Horse Racing

Many people regard horse racing as a harmless sport in which the animals are willing participants who thoroughly enjoy the thrill. The truth is that behind the scenes lies a story of immense suffering.

Animal Aid’s main campaigning goals are: force the racing authorities to publish details of on-course Thoroughbred deaths (currently running at around 200 a year); an end to the Grand National; proper provision for horses when their racing days are over; and a ban on the whip. We want to see an end to all commercial racing, because it is an intrinsically cruel and exploitative industry that sends around 1,000 horses each year to be slaughtered. We believe the way forward is to encourage the public to withdraw their support for racing, rather than to look to the government to enforce a unilateral racing ban. After many years of exposing the truth about a heavily romanticised industry, Animal Aid has succeeded in changing the public perception and media coverage of racing.

How can I help?

  • Please do not support the industry by betting on horses or attending racecourses.
  • Order an information pack
  • Spread the truth about what goes on behind racing’s glamorous façade by writing to your local newspaper and sharing our films, bulletins and resources on social media.
  • Make a donation to Animal Aid so that we can continue holding the racing industry to account.
Read more

Ban the Grand National

The Grand National is a deliberately hazardous race. Since 2000, 30 horses have died on the Grand National course and, over the course of the three-day meeting, 50 horses have been killed in that same period.

  • Animal Aid is calling for this punishing, uncivilised event to be banned. Our annual Horse Racing Awareness Week takes place in the seven days leading up to the Grand National meeting in Aintree. Please see the links below to find out how you can help raise awareness and join our campaign.
Visit our Ban the Grand National campaign page

Cheltenham Racecourse

More horses have died at Cheltenham Racecourse than any other in Britain. In 2018, ten horses died there, seven of whom were killed during the four-day Cheltenham Festival.

Read about the Cheltenham Festival

Race Horse Death Watch

Animal Aid’s Race Horse Death Watch was launched during the 2007 Cheltenham Festival, after nine horses had been killed racing at the previous years’ event. Its purpose is to expose and record every on-course thoroughbred fatality in Britain. While we record every on-course fatality that comes to our notice, the true figures is considerably higher. Read our annual Death Watch reports. Read This Unsporting Life

Visit Race Horse Death Watch

Ban the whip!

Horses are the only animals who may be beaten in public for entertainment. Animal Aid has campaigned for many years to ban the whip from racing in Britain. Many jockeys repeatedly misuse the whip because, even when they are found guilty of misconduct, they still keep their riding fees and may not lose their winnings.

See more on our anti-whip campaign

Key Reports and Briefings

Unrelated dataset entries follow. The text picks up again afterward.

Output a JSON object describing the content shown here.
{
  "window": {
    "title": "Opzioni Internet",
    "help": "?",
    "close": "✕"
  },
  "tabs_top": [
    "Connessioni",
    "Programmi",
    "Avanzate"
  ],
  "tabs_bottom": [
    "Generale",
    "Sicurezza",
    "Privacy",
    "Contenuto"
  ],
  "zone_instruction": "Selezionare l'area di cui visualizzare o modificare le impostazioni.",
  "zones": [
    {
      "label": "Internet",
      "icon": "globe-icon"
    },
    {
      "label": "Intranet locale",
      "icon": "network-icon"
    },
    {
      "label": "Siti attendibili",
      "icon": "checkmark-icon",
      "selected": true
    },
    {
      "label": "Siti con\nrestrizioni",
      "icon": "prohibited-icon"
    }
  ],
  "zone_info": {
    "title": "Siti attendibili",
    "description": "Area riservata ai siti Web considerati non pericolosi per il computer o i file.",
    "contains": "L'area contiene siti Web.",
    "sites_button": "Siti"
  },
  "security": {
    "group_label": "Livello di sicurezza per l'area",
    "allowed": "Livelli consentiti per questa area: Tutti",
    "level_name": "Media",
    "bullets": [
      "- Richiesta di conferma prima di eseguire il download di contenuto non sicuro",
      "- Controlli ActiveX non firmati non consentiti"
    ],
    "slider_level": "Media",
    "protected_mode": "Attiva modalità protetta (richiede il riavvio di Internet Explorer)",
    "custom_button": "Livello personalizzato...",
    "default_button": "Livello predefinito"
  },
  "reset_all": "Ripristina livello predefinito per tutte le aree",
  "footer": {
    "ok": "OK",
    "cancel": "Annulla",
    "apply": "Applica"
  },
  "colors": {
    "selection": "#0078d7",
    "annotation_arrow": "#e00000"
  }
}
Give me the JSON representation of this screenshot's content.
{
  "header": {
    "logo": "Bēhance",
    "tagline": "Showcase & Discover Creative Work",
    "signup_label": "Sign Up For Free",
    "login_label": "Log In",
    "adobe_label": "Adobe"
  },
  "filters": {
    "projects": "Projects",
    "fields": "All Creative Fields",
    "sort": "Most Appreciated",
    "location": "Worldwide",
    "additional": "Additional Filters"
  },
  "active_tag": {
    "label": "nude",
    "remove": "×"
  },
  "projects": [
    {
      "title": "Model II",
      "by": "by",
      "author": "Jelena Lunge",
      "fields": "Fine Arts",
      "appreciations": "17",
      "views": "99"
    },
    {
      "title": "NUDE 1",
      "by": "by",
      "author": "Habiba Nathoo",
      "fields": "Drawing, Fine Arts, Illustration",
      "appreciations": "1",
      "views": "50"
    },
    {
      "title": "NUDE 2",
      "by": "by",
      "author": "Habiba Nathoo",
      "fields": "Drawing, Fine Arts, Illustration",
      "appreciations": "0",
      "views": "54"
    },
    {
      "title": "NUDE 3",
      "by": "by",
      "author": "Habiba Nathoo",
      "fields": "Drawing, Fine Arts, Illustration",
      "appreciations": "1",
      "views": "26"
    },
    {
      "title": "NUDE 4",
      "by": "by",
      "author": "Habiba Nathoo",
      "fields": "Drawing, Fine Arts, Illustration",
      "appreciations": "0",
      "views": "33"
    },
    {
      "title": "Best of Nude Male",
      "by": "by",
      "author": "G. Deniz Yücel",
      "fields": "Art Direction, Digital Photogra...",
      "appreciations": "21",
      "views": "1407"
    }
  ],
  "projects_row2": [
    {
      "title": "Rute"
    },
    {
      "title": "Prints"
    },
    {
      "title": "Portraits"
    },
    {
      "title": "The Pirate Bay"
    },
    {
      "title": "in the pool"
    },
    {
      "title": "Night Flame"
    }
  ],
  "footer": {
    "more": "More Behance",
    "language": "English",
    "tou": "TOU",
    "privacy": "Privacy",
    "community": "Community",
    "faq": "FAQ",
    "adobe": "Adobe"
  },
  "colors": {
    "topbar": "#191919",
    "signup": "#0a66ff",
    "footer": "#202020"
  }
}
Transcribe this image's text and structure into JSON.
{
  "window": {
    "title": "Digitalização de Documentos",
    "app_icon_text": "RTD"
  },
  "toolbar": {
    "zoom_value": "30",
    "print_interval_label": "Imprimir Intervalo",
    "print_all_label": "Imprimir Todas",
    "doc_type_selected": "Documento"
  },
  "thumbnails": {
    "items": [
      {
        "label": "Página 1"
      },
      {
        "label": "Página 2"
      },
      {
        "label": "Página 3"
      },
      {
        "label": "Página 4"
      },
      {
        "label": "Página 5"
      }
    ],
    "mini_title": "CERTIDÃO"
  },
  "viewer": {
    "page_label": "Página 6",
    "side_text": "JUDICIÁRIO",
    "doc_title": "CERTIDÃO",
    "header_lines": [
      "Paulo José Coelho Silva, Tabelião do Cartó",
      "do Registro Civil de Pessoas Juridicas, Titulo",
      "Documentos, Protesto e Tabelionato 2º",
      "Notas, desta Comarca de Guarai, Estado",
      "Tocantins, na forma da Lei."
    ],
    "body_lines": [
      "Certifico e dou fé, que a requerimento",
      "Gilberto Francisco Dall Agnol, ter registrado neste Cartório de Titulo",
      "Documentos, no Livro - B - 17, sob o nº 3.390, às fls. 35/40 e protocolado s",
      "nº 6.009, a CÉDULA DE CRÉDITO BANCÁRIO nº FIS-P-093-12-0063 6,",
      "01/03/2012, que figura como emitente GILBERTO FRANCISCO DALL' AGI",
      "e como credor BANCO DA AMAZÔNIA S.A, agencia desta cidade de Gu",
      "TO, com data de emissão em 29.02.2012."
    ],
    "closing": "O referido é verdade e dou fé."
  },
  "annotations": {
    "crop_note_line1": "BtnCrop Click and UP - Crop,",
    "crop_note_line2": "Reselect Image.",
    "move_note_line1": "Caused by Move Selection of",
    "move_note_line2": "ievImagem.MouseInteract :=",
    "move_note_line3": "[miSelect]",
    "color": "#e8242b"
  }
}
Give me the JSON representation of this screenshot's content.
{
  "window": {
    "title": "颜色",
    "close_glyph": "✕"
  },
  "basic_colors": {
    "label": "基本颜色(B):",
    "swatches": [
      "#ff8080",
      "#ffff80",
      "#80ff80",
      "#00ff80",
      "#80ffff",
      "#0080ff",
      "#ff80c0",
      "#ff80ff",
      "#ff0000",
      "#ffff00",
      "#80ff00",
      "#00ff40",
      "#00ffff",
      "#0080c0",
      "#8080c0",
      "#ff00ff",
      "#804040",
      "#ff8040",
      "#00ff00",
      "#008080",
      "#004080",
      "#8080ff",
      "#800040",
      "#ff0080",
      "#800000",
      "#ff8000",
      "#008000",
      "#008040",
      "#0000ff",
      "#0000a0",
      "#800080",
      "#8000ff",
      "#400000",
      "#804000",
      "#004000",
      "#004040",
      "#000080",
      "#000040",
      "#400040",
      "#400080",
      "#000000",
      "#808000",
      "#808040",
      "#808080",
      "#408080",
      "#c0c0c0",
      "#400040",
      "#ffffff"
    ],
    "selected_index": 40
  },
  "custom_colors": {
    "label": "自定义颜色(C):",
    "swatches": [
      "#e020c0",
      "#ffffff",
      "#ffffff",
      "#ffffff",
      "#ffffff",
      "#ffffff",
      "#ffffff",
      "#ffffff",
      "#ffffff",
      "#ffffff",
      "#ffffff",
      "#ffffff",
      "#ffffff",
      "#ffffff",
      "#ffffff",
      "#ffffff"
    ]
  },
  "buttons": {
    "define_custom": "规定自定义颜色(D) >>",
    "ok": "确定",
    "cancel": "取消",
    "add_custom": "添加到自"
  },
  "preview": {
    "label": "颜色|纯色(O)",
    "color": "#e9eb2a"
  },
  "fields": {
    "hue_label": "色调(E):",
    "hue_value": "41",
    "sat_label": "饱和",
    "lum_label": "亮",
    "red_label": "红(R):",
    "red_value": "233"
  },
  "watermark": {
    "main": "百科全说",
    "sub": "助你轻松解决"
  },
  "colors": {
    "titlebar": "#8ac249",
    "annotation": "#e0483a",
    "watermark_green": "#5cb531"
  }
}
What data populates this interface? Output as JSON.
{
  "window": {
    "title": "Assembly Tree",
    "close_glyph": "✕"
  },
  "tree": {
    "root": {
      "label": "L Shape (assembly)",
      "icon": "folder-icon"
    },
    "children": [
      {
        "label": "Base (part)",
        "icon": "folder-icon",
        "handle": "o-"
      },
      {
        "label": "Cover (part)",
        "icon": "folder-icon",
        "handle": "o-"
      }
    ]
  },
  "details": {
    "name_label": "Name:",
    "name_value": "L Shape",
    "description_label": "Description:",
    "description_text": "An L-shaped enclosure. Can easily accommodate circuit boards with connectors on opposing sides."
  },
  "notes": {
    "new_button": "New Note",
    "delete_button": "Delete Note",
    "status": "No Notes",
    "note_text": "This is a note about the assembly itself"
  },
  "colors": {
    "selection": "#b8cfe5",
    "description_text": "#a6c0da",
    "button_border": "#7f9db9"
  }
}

Animal Aid continues to produce revealing and thoroughly researched reports and Briefings on a wide range of topics related to horse racing. They include the abuse of the whip in racing, breeding of race horses and the safety and welfare problems at specific racecourses.

See our key reports

Campaign news

Misery continues for reindeer

Animal Aid investigators returned to Kent Reindeer Centre this year, following our exposé of 2018, which revealed reindeer suffering and even being abused.

Posted 03 Dec 2019